● **Exercise requirements**: Write out each line from the data below that includes the word "Dibujos".

[Records to use]

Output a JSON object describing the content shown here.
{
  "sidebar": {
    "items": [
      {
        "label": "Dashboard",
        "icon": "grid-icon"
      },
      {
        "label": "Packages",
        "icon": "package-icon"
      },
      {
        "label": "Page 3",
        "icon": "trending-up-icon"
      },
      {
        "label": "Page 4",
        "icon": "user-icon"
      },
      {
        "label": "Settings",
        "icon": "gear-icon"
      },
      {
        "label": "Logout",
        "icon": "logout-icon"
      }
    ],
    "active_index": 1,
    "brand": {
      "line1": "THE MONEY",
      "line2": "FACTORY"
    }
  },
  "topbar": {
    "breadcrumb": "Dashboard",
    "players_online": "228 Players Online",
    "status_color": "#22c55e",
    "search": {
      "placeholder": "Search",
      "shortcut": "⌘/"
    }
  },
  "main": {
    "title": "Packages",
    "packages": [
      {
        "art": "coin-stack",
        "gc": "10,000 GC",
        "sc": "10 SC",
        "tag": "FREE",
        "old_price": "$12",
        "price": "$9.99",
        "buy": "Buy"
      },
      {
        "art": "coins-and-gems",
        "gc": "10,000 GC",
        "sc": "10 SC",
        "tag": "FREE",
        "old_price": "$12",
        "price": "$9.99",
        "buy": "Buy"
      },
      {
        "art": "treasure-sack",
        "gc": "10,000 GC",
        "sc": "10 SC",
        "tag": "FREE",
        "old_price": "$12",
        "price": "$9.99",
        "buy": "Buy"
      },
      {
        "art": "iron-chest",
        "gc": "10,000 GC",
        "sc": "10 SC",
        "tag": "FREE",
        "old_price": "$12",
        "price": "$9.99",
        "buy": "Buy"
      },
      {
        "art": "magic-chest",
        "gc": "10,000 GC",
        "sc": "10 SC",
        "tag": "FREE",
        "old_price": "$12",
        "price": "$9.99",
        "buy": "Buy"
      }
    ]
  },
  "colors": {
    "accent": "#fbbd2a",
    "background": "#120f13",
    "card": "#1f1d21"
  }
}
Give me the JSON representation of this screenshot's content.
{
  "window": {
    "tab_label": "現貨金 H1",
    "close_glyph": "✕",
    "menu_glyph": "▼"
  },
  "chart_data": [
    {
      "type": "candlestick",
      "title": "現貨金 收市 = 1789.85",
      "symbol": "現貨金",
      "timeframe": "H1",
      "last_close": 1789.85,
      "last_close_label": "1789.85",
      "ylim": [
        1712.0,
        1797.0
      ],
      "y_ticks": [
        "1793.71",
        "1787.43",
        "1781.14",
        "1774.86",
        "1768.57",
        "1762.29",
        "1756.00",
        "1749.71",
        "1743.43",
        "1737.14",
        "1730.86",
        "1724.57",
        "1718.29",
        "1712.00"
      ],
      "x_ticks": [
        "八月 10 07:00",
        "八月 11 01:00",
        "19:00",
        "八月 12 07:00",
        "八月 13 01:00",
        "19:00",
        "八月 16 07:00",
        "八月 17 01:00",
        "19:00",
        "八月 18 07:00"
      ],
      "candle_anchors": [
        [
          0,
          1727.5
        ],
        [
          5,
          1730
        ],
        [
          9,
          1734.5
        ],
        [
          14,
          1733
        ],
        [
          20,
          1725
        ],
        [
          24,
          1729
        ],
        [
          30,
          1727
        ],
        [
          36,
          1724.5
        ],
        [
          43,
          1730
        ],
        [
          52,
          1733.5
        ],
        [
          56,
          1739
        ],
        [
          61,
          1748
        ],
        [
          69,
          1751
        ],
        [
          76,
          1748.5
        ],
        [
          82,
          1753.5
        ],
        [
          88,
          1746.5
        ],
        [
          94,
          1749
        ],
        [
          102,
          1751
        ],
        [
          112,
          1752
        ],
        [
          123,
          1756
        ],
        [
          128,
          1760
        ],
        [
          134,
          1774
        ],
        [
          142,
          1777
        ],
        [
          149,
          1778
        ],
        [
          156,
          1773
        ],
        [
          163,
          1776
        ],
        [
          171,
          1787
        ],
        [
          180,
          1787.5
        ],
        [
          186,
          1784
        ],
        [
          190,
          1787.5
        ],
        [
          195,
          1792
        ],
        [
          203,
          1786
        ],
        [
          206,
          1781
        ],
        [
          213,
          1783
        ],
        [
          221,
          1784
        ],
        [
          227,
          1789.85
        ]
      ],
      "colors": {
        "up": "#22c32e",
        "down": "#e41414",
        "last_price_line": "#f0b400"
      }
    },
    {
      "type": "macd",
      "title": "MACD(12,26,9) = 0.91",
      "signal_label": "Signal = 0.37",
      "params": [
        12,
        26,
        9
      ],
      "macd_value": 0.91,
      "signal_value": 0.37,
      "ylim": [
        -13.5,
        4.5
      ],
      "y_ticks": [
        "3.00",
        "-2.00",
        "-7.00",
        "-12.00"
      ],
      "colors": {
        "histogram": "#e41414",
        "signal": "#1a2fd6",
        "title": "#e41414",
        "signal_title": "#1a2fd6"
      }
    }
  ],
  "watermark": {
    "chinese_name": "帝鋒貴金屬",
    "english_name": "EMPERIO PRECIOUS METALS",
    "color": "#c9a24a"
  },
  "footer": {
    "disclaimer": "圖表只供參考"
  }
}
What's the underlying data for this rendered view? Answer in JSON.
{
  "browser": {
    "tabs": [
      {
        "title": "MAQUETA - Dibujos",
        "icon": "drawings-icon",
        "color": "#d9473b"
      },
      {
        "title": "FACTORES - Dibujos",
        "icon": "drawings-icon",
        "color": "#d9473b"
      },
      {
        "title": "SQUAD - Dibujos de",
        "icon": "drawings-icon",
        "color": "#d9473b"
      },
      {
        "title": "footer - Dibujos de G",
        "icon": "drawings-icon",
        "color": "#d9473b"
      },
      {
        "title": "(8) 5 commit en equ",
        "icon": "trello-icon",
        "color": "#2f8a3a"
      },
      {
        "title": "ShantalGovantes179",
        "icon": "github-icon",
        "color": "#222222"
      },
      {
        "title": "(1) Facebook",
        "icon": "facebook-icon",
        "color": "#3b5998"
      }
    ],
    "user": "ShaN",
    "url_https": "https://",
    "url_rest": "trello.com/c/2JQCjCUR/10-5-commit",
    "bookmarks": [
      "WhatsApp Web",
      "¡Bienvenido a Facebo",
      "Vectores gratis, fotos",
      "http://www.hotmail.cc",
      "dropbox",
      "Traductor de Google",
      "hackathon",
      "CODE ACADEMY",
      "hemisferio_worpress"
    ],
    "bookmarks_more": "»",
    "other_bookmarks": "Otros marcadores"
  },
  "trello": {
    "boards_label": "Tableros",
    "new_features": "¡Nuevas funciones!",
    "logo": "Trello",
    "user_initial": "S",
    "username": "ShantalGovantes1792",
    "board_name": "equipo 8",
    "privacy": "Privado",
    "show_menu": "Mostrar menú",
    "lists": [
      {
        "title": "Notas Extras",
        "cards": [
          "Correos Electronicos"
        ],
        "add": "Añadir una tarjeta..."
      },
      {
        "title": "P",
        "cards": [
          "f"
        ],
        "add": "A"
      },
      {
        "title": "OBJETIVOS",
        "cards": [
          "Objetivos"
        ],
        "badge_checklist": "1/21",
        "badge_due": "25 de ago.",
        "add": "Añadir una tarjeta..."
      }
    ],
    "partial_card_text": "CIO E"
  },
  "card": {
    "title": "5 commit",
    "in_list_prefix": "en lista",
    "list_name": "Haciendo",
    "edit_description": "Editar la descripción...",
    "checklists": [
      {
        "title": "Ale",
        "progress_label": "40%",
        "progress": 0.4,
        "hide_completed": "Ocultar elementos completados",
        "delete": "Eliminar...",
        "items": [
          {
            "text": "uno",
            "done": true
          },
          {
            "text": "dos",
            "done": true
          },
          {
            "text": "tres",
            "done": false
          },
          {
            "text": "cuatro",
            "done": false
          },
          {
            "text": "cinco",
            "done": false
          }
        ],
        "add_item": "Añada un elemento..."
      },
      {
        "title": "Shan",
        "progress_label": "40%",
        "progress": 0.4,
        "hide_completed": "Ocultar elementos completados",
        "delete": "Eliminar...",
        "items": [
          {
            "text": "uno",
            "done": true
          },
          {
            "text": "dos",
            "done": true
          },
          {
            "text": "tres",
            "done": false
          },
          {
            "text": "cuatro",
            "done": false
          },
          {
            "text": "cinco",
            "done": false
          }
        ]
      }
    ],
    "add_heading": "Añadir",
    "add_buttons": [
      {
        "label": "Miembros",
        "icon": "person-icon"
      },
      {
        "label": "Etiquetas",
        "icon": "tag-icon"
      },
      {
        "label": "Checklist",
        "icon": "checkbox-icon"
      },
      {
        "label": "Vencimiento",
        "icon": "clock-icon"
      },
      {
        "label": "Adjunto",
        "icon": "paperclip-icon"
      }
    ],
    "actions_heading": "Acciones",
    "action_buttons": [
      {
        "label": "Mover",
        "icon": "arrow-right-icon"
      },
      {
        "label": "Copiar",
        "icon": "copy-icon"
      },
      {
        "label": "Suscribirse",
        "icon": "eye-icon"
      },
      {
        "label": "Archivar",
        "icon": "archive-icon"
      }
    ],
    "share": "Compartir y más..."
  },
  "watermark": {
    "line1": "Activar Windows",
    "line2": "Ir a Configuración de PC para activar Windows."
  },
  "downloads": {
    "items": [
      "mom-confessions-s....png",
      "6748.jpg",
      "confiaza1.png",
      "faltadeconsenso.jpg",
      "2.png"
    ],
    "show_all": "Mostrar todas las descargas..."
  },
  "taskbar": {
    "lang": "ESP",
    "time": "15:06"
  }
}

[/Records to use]

● **Answer section**:
        "title": "MAQUETA - Dibujos",
        "title": "FACTORES - Dibujos",
        "title": "SQUAD - Dibujos de",
        "title": "footer - Dibujos de G",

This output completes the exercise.